The Trial Of Captain Thomas Preston After The Boston Massacre

Sometimes service to the king doesn’t pay. That was the case on March 5, 1770 when Private Hugh White ran into trouble when trying to protect the local Custom House treasury funds on King Street in the colonial city of Boston. The story goes that a number of colonists began to antagonize and assault White without cause, after which he eventually called for backup while prostrate on the ground. When Captain Thomas Preston and some of his troops surrounded the Custom House, it seemed only a matter of time before blood would be spilled.

Such was the case.

Colonists physically assaulted the soldiers — according to various accounts, none of which seem to say the same thing — and one of the soldiers apparently fired his weapon either intentionally or unintentionally.
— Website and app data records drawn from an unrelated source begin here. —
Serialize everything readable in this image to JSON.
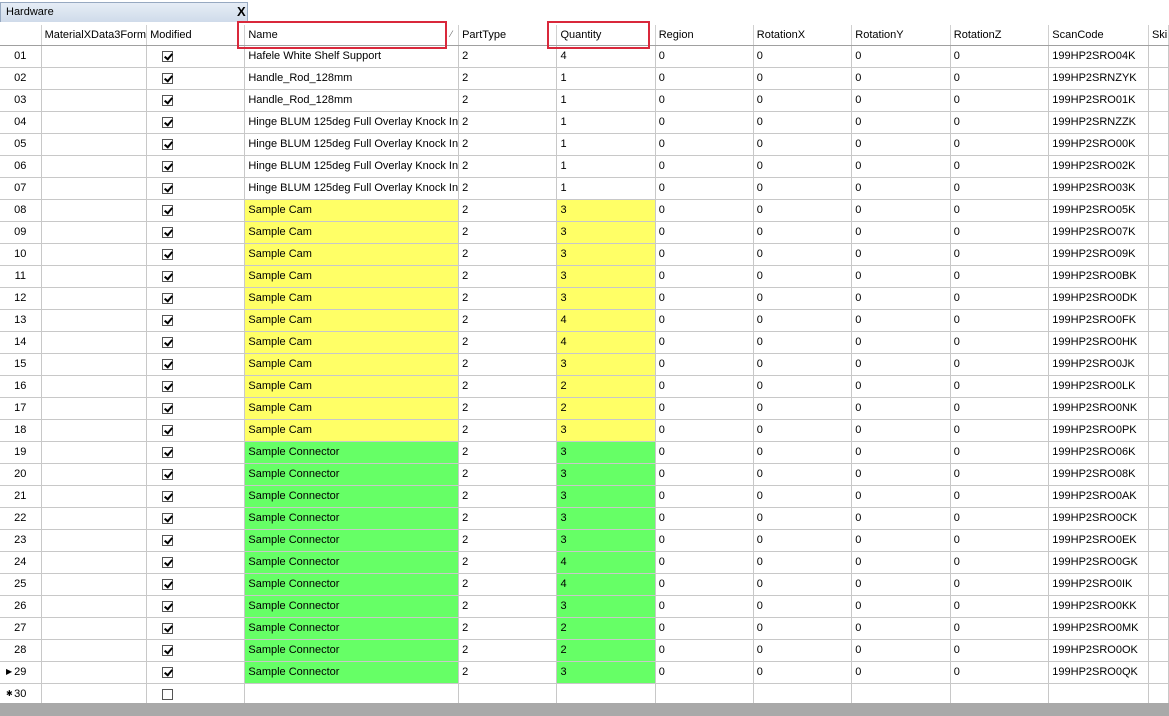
{
  "window": {
    "tab_title": "Hardware",
    "close_label": "X"
  },
  "columns": [
    "",
    "MaterialXData3Form",
    "Modified",
    "Name",
    "PartType",
    "Quantity",
    "Region",
    "RotationX",
    "RotationY",
    "RotationZ",
    "ScanCode",
    "Ski"
  ],
  "sorted_column": "Name",
  "highlighted_columns": [
    "Name",
    "Quantity"
  ],
  "colors": {
    "cam": "#ffff66",
    "connector": "#66ff66",
    "highlight_box": "#d9283b"
  },
  "rows": [
    {
      "num": "01",
      "modified": true,
      "name": "Hafele White Shelf Support",
      "parttype": "2",
      "quantity": "4",
      "region": "0",
      "rx": "0",
      "ry": "0",
      "rz": "0",
      "scancode": "199HP2SRO04K",
      "color": ""
    },
    {
      "num": "02",
      "modified": true,
      "name": "Handle_Rod_128mm",
      "parttype": "2",
      "quantity": "1",
      "region": "0",
      "rx": "0",
      "ry": "0",
      "rz": "0",
      "scancode": "199HP2SRNZYK",
      "color": ""
    },
    {
      "num": "03",
      "modified": true,
      "name": "Handle_Rod_128mm",
      "parttype": "2",
      "quantity": "1",
      "region": "0",
      "rx": "0",
      "ry": "0",
      "rz": "0",
      "scancode": "199HP2SRO01K",
      "color": ""
    },
    {
      "num": "04",
      "modified": true,
      "name": "Hinge BLUM 125deg Full Overlay Knock In",
      "parttype": "2",
      "quantity": "1",
      "region": "0",
      "rx": "0",
      "ry": "0",
      "rz": "0",
      "scancode": "199HP2SRNZZK",
      "color": ""
    },
    {
      "num": "05",
      "modified": true,
      "name": "Hinge BLUM 125deg Full Overlay Knock In",
      "parttype": "2",
      "quantity": "1",
      "region": "0",
      "rx": "0",
      "ry": "0",
      "rz": "0",
      "scancode": "199HP2SRO00K",
      "color": ""
    },
    {
      "num": "06",
      "modified": true,
      "name": "Hinge BLUM 125deg Full Overlay Knock In",
      "parttype": "2",
      "quantity": "1",
      "region": "0",
      "rx": "0",
      "ry": "0",
      "rz": "0",
      "scancode": "199HP2SRO02K",
      "color": ""
    },
    {
      "num": "07",
      "modified": true,
      "name": "Hinge BLUM 125deg Full Overlay Knock In",
      "parttype": "2",
      "quantity": "1",
      "region": "0",
      "rx": "0",
      "ry": "0",
      "rz": "0",
      "scancode": "199HP2SRO03K",
      "color": ""
    },
    {
      "num": "08",
      "modified": true,
      "name": "Sample Cam",
      "parttype": "2",
      "quantity": "3",
      "region": "0",
      "rx": "0",
      "ry": "0",
      "rz": "0",
      "scancode": "199HP2SRO05K",
      "color": "cam"
    },
    {
      "num": "09",
      "modified": true,
      "name": "Sample Cam",
      "parttype": "2",
      "quantity": "3",
      "region": "0",
      "rx": "0",
      "ry": "0",
      "rz": "0",
      "scancode": "199HP2SRO07K",
      "color": "cam"
    },
    {
      "num": "10",
      "modified": true,
      "name": "Sample Cam",
      "parttype": "2",
      "quantity": "3",
      "region": "0",
      "rx": "0",
      "ry": "0",
      "rz": "0",
      "scancode": "199HP2SRO09K",
      "color": "cam"
    },
    {
      "num": "11",
      "modified": true,
      "name": "Sample Cam",
      "parttype": "2",
      "quantity": "3",
      "region": "0",
      "rx": "0",
      "ry": "0",
      "rz": "0",
      "scancode": "199HP2SRO0BK",
      "color": "cam"
    },
    {
      "num": "12",
      "modified": true,
      "name": "Sample Cam",
      "parttype": "2",
      "quantity": "3",
      "region": "0",
      "rx": "0",
      "ry": "0",
      "rz": "0",
      "scancode": "199HP2SRO0DK",
      "color": "cam"
    },
    {
      "num": "13",
      "modified": true,
      "name": "Sample Cam",
      "parttype": "2",
      "quantity": "4",
      "region": "0",
      "rx": "0",
      "ry": "0",
      "rz": "0",
      "scancode": "199HP2SRO0FK",
      "color": "cam"
    },
    {
      "num": "14",
      "modified": true,
      "name": "Sample Cam",
      "parttype": "2",
      "quantity": "4",
      "region": "0",
      "rx": "0",
      "ry": "0",
      "rz": "0",
      "scancode": "199HP2SRO0HK",
      "color": "cam"
    },
    {
      "num": "15",
      "modified": true,
      "name": "Sample Cam",
      "parttype": "2",
      "quantity": "3",
      "region": "0",
      "rx": "0",
      "ry": "0",
      "rz": "0",
      "scancode": "199HP2SRO0JK",
      "color": "cam"
    },
    {
      "num": "16",
      "modified": true,
      "name": "Sample Cam",
      "parttype": "2",
      "quantity": "2",
      "region": "0",
      "rx": "0",
      "ry": "0",
      "rz": "0",
      "scancode": "199HP2SRO0LK",
      "color": "cam"
    },
    {
      "num": "17",
      "modified": true,
      "name": "Sample Cam",
      "parttype": "2",
      "quantity": "2",
      "region": "0",
      "rx": "0",
      "ry": "0",
      "rz": "0",
      "scancode": "199HP2SRO0NK",
      "color": "cam"
    },
    {
      "num": "18",
      "modified": true,
      "name": "Sample Cam",
      "parttype": "2",
      "quantity": "3",
      "region": "0",
      "rx": "0",
      "ry": "0",
      "rz": "0",
      "scancode": "199HP2SRO0PK",
      "color": "cam"
    },
    {
      "num": "19",
      "modified": true,
      "name": "Sample Connector",
      "parttype": "2",
      "quantity": "3",
      "region": "0",
      "rx": "0",
      "ry": "0",
      "rz": "0",
      "scancode": "199HP2SRO06K",
      "color": "connector"
    },
    {
      "num": "20",
      "modified": true,
      "name": "Sample Connector",
      "parttype": "2",
      "quantity": "3",
      "region": "0",
      "rx": "0",
      "ry": "0",
      "rz": "0",
      "scancode": "199HP2SRO08K",
      "color": "connector"
    },
    {
      "num": "21",
      "modified": true,
      "name": "Sample Connector",
      "parttype": "2",
      "quantity": "3",
      "region": "0",
      "rx": "0",
      "ry": "0",
      "rz": "0",
      "scancode": "199HP2SRO0AK",
      "color": "connector"
    },
    {
      "num": "22",
      "modified": true,
      "name": "Sample Connector",
      "parttype": "2",
      "quantity": "3",
      "region": "0",
      "rx": "0",
      "ry": "0",
      "rz": "0",
      "scancode": "199HP2SRO0CK",
      "color": "connector"
    },
    {
      "num": "23",
      "modified": true,
      "name": "Sample Connector",
      "parttype": "2",
      "quantity": "3",
      "region": "0",
      "rx": "0",
      "ry": "0",
      "rz": "0",
      "scancode": "199HP2SRO0EK",
      "color": "connector"
    },
    {
      "num": "24",
      "modified": true,
      "name": "Sample Connector",
      "parttype": "2",
      "quantity": "4",
      "region": "0",
      "rx": "0",
      "ry": "0",
      "rz": "0",
      "scancode": "199HP2SRO0GK",
      "color": "connector"
    },
    {
      "num": "25",
      "modified": true,
      "name": "Sample Connector",
      "parttype": "2",
      "quantity": "4",
      "region": "0",
      "rx": "0",
      "ry": "0",
      "rz": "0",
      "scancode": "199HP2SRO0IK",
      "color": "connector"
    },
    {
      "num": "26",
      "modified": true,
      "name": "Sample Connector",
      "parttype": "2",
      "quantity": "3",
      "region": "0",
      "rx": "0",
      "ry": "0",
      "rz": "0",
      "scancode": "199HP2SRO0KK",
      "color": "connector"
    },
    {
      "num": "27",
      "modified": true,
      "name": "Sample Connector",
      "parttype": "2",
      "quantity": "2",
      "region": "0",
      "rx": "0",
      "ry": "0",
      "rz": "0",
      "scancode": "199HP2SRO0MK",
      "color": "connector"
    },
    {
      "num": "28",
      "modified": true,
      "name": "Sample Connector",
      "parttype": "2",
      "quantity": "2",
      "region": "0",
      "rx": "0",
      "ry": "0",
      "rz": "0",
      "scancode": "199HP2SRO0OK",
      "color": "connector"
    },
    {
      "num": "29",
      "modified": true,
      "name": "Sample Connector",
      "parttype": "2",
      "quantity": "3",
      "region": "0",
      "rx": "0",
      "ry": "0",
      "rz": "0",
      "scancode": "199HP2SRO0QK",
      "color": "connector",
      "current": true
    }
  ],
  "new_row": {
    "num": "30",
    "modified": false
  },
  "row_markers": {
    "current": "▶",
    "new": "✱"
  }
}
We’ll never know for sure, and it doesn’t really matter. It was only the first shot, then followed by many more. Five colonists were killed in the resulting chaos. Six others were injured.

This event was one of the sparks that caused the American Revolution. Preston and those serving under his command were arrested shortly after the bloodshed. It would be future president John Adams who would actually argue in defense of Preston and his men — not because he had any love for the British, but because he believed anyone accused of a crime should have the right to a fair trial. Adams even convinced the judge overseeing the trial to find a jury of out-of-towners to make sure the eventual ruling was as impartial as possible.

Adams argued well. 

He said that conflicting stories left reasonable doubt as to the men’s guilt, and that they should be found not guilty of murder. All were. Two of the soldiers were, however, found guilty on a lesser charge of manslaughter and penalized with branding.

Some time after the event, Preston commented on the chaotic nonsense that had led them astray: “None of them was a hero. The victims were troublemakers who got more than they deserved. The soldiers were professionals…who shouldn’t have panicked. The whole thing shouldn’t have happened.”

No one can argue against that.

Even so, events continued to escalate in Boston: the historic Boston Tea Party cemented the feelings of ill will between colonists and redcoats, which led to the First Continental Congress and even more skirmishes before all-out war finally broke out. The rest is history.